Aim of the exercise:
Below is a listing. Gather each line of it that contains "message".

Listed entries:
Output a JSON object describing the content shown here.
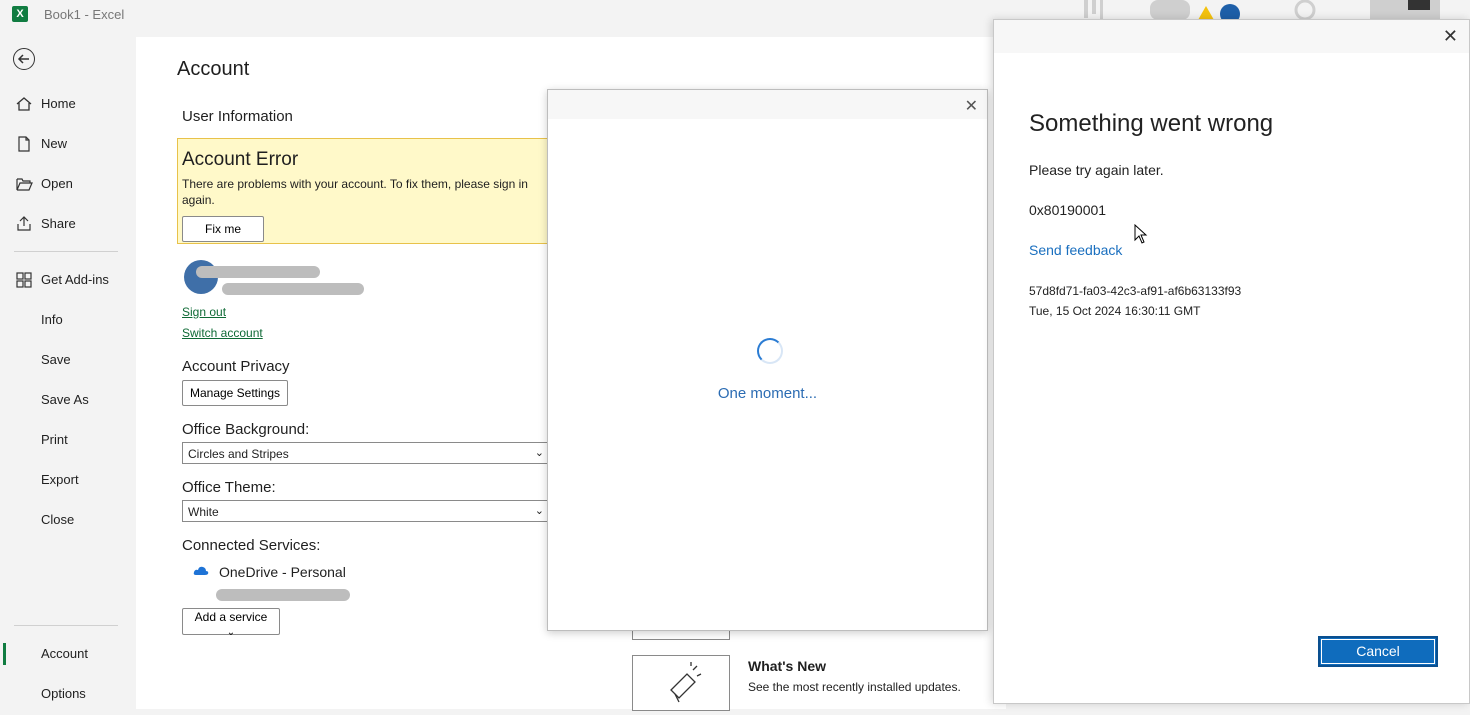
{
  "titlebar": {
    "app_title": "Book1  -  Excel",
    "logo": "X"
  },
  "sidebar": {
    "items": [
      {
        "label": "Home",
        "icon": "home-icon"
      },
      {
        "label": "New",
        "icon": "new-document-icon"
      },
      {
        "label": "Open",
        "icon": "folder-open-icon"
      },
      {
        "label": "Share",
        "icon": "share-icon"
      },
      {
        "label": "Get Add-ins",
        "icon": "grid-icon"
      },
      {
        "label": "Info"
      },
      {
        "label": "Save"
      },
      {
        "label": "Save As"
      },
      {
        "label": "Print"
      },
      {
        "label": "Export"
      },
      {
        "label": "Close"
      },
      {
        "label": "Account",
        "active": true
      },
      {
        "label": "Options"
      }
    ]
  },
  "account": {
    "title": "Account",
    "user_info_heading": "User Information",
    "error_title": "Account Error",
    "error_text": "There are problems with your account. To fix them, please sign in again.",
    "fix_button": "Fix me",
    "sign_out": "Sign out",
    "switch_account": "Switch account",
    "privacy_heading": "Account Privacy",
    "manage_settings": "Manage Settings",
    "background_label": "Office Background:",
    "background_value": "Circles and Stripes",
    "theme_label": "Office Theme:",
    "theme_value": "White",
    "connected_label": "Connected Services:",
    "onedrive": "OneDrive - Personal",
    "add_service": "Add a service"
  },
  "whats_new": {
    "title": "What's New",
    "desc": "See the most recently installed updates."
  },
  "loading_dialog": {
    "message": "One moment..."
  },
  "error_dialog": {
    "title": "Something went wrong",
    "message": "Please try again later.",
    "code": "0x80190001",
    "feedback_link": "Send feedback",
    "correlation_id": "57d8fd71-fa03-42c3-af91-af6b63133f93",
    "timestamp": "Tue, 15 Oct 2024 16:30:11 GMT",
    "cancel": "Cancel"
  },
  "colors": {
    "accent": "#107c41",
    "link_blue": "#1a6fbf",
    "primary_button": "#0f6cbd",
    "warning_bg": "#fff9c9"
  }
}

Task output:
    "message": "One moment..."
    "message": "Please try again later.",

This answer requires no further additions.